I have made every attempt to retain legacy support for the original iPad (and iPod/iPhone 3+) in my developed apps by building against iOS 5+, but that must now come to an end. Statistically speaking, only 3-6% of my app's users are on these unsupported devices so the impact at this point is minimal and I held out supporting them longer than most other apps on the market. All of the third party libraries and frameworks I use now require at least iOS 6+ and most require 7+, and all of the most popular apps including Facebook and Instagram also require iOS 7+. I plan to still support iOS 6+ on a limited basis for those who still have an iPod Touch 4, including a few of my nieces and nephews. But when it takes more time and effort to retain legacy support than it's worth, it is no longer a desirable nor profitable solution.
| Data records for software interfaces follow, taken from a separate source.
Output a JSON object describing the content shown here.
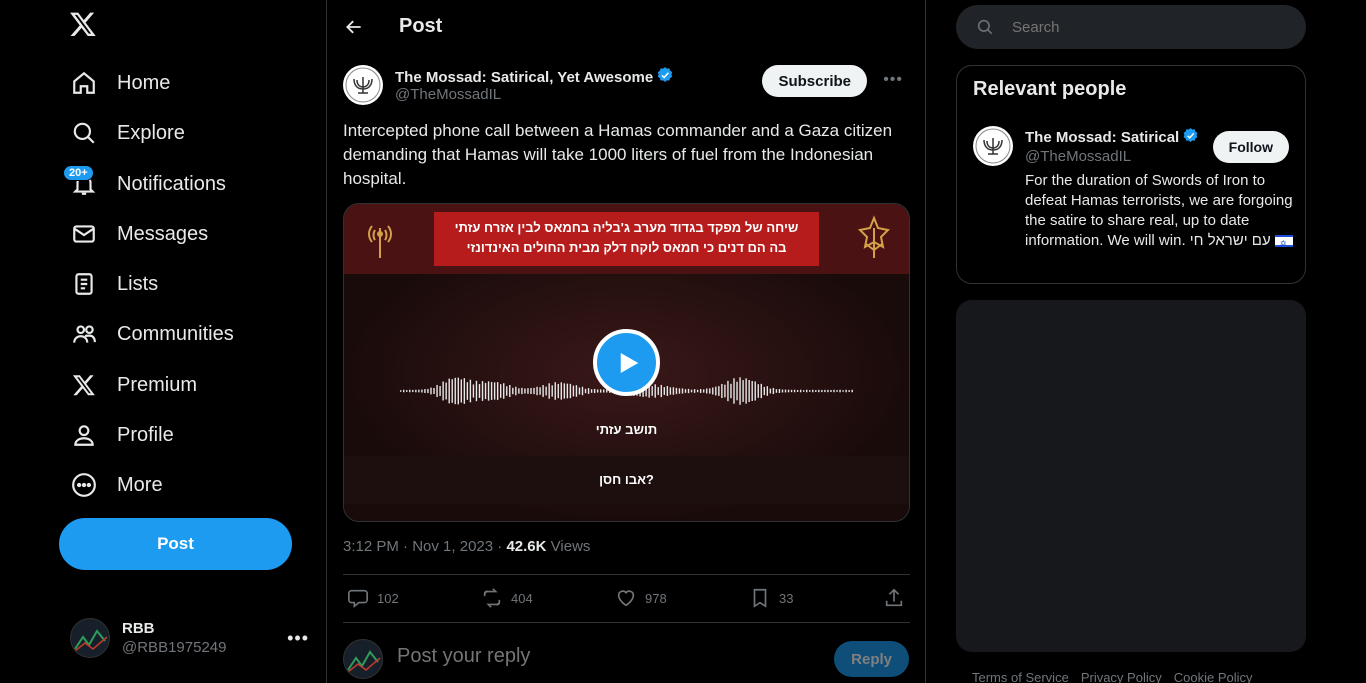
{
  "nav": {
    "logo": "x-logo-icon",
    "items": [
      {
        "label": "Home",
        "icon": "home-icon"
      },
      {
        "label": "Explore",
        "icon": "search-icon"
      },
      {
        "label": "Notifications",
        "icon": "bell-icon",
        "badge": "20+"
      },
      {
        "label": "Messages",
        "icon": "envelope-icon"
      },
      {
        "label": "Lists",
        "icon": "list-icon"
      },
      {
        "label": "Communities",
        "icon": "communities-icon"
      },
      {
        "label": "Premium",
        "icon": "x-logo-icon"
      },
      {
        "label": "Profile",
        "icon": "person-icon"
      },
      {
        "label": "More",
        "icon": "more-circle-icon"
      }
    ],
    "post_button": "Post",
    "account": {
      "name": "RBB",
      "handle": "@RBB1975249"
    }
  },
  "main": {
    "title": "Post",
    "author": {
      "name": "The Mossad: Satirical, Yet Awesome",
      "handle": "@TheMossadIL",
      "verified": true
    },
    "subscribe_label": "Subscribe",
    "tweet_text": "Intercepted phone call between a Hamas commander and a Gaza citizen demanding that Hamas will take 1000 liters of fuel from the Indonesian hospital.",
    "media": {
      "banner_line1": "שיחה של מפקד בגדוד מערב ג'בליה בחמאס לבין אזרח עזתי",
      "banner_line2": "בה הם דנים כי חמאס לוקח דלק מבית החולים האינדונזי",
      "speaker1": "תושב עזתי",
      "speaker2": "?אבו חסן"
    },
    "meta": {
      "time": "3:12 PM",
      "date": "Nov 1, 2023",
      "views_count": "42.6K",
      "views_label": "Views"
    },
    "stats": {
      "replies": "102",
      "reposts": "404",
      "likes": "978",
      "bookmarks": "33"
    },
    "reply": {
      "placeholder": "Post your reply",
      "button": "Reply"
    }
  },
  "right": {
    "search_placeholder": "Search",
    "relevant": {
      "title": "Relevant people",
      "name": "The Mossad: Satirical",
      "handle": "@TheMossadIL",
      "follow_label": "Follow",
      "bio": "For the duration of Swords of Iron to defeat Hamas terrorists, we are forgoing the satire to share real, up to date information. We will win. עם ישראל חי"
    },
    "footer": [
      "Terms of Service",
      "Privacy Policy",
      "Cookie Policy"
    ]
  },
  "colors": {
    "accent": "#1d9bf0",
    "background": "#000000",
    "text": "#e7e9ea",
    "muted": "#71767b",
    "border": "#2f3336"
  }
}
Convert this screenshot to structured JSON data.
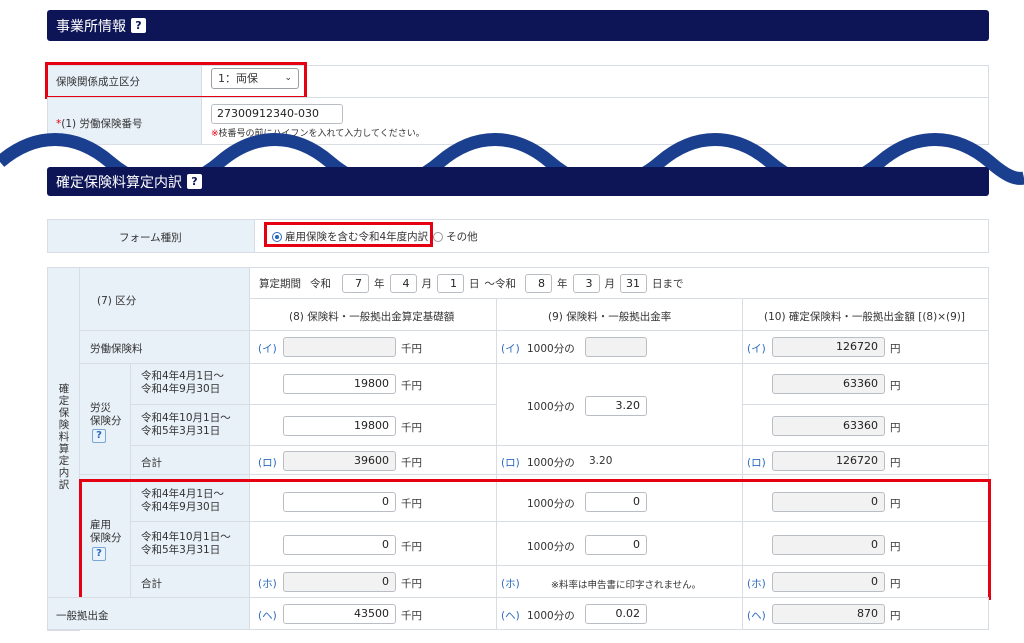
{
  "office_section": {
    "title": "事業所情報",
    "help": "?",
    "insurance_type": {
      "label": "保険関係成立区分",
      "value": "1：両保"
    },
    "labor_number": {
      "label": "(1) 労働保険番号",
      "required_mark": "*",
      "value": "27300912340-030",
      "note_mark": "※",
      "note": "枝番号の前にハイフンを入れて入力してください。"
    }
  },
  "calc_section": {
    "title": "確定保険料算定内訳",
    "help": "?",
    "form_type": {
      "label": "フォーム種別",
      "options": [
        "雇用保険を含む令和4年度内訳",
        "その他"
      ],
      "selected": 0
    },
    "period": {
      "label": "算定期間",
      "era1": "令和",
      "y1": "7",
      "y_unit": "年",
      "m1": "4",
      "m_unit": "月",
      "d1": "1",
      "d_unit": "日",
      "tilde": "～令和",
      "y2": "8",
      "m2": "3",
      "d2": "31",
      "until": "日まで"
    },
    "side_label": "確定保険料算定内訳",
    "kubun": "(7) 区分",
    "col_headers": [
      "(8) 保険料・一般拠出金算定基礎額",
      "(9) 保険料・一般拠出金率",
      "(10) 確定保険料・一般拠出金額 [(8)×(9)]"
    ],
    "units": {
      "senen": "千円",
      "en": "円",
      "rate_prefix": "1000分の"
    },
    "rows": {
      "labor": {
        "label": "労働保険料",
        "mark": "(イ)",
        "base": "",
        "rate": "",
        "amount": "126720"
      },
      "rousai_group": {
        "label": "労災\n保険分",
        "help": "?"
      },
      "rousai_1": {
        "period": "令和4年4月1日～\n令和4年9月30日",
        "base": "19800",
        "amount": "63360"
      },
      "rousai_2": {
        "period": "令和4年10月1日～\n令和5年3月31日",
        "base": "19800",
        "amount": "63360"
      },
      "rousai_rate": "3.20",
      "rousai_total": {
        "label": "合計",
        "mark": "(ロ)",
        "base": "39600",
        "rate": "3.20",
        "amount": "126720"
      },
      "koyou_group": {
        "label": "雇用\n保険分",
        "help": "?"
      },
      "koyou_1": {
        "period": "令和4年4月1日～\n令和4年9月30日",
        "base": "0",
        "rate": "0",
        "amount": "0"
      },
      "koyou_2": {
        "period": "令和4年10月1日～\n令和5年3月31日",
        "base": "0",
        "rate": "0",
        "amount": "0"
      },
      "koyou_total": {
        "label": "合計",
        "mark": "(ホ)",
        "base": "0",
        "note": "※料率は申告書に印字されません。",
        "amount": "0"
      },
      "general": {
        "label": "一般拠出金",
        "mark": "(ヘ)",
        "base": "43500",
        "rate": "0.02",
        "amount": "870"
      }
    }
  },
  "colors": {
    "header_bg": "#0e1557",
    "label_bg": "#e8f0f8",
    "highlight": "#e50012",
    "wave": "#1b3f8f",
    "link_blue": "#2a6ac0"
  }
}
So, I will be bumping all of my iOS apps up to iOS 7+ requirements in the near future.
In order to properly support iPhones, iPods and iPads in this era from iOS 6+, one must now include a dozen launch screen images to accommodate the slew of different resolutions and retina displays. On that note, 20 separate icon graphics must also be included, or even more if supporting other devices (as seen above). Three core sets of application media has to be generated including 1x, 2x and 3x. I had high hopes that I would finally be able to bid farewell to the traditional 1x assets which have become a nuisance to maintain, but alas the non-retina iPad 2 and original iPad Mini are still actively used, so that can't happen just yet.
Hey terrific blog! Does running a blog similar to
ths require a great deal of work? I've no understanding of programming but I was hoping to start my own blog in the near future.
Anyways, should you have any recommendations or techniques for new blog owners please share.
I know this iis off subject however I just needed to ask.
Thanks. The only difficult part in running a blog is finding the time to write good content 🙂 This is just a standard WordPress blog with a few customizations. You can install WordPress for free but if you want your own domain you'll need to buy one for like $10 and can then install WordPress to it.
Pingback: SAMSUNG Remote Test Lab: Test Android Apps on Real Devices for Free | Matt's Repository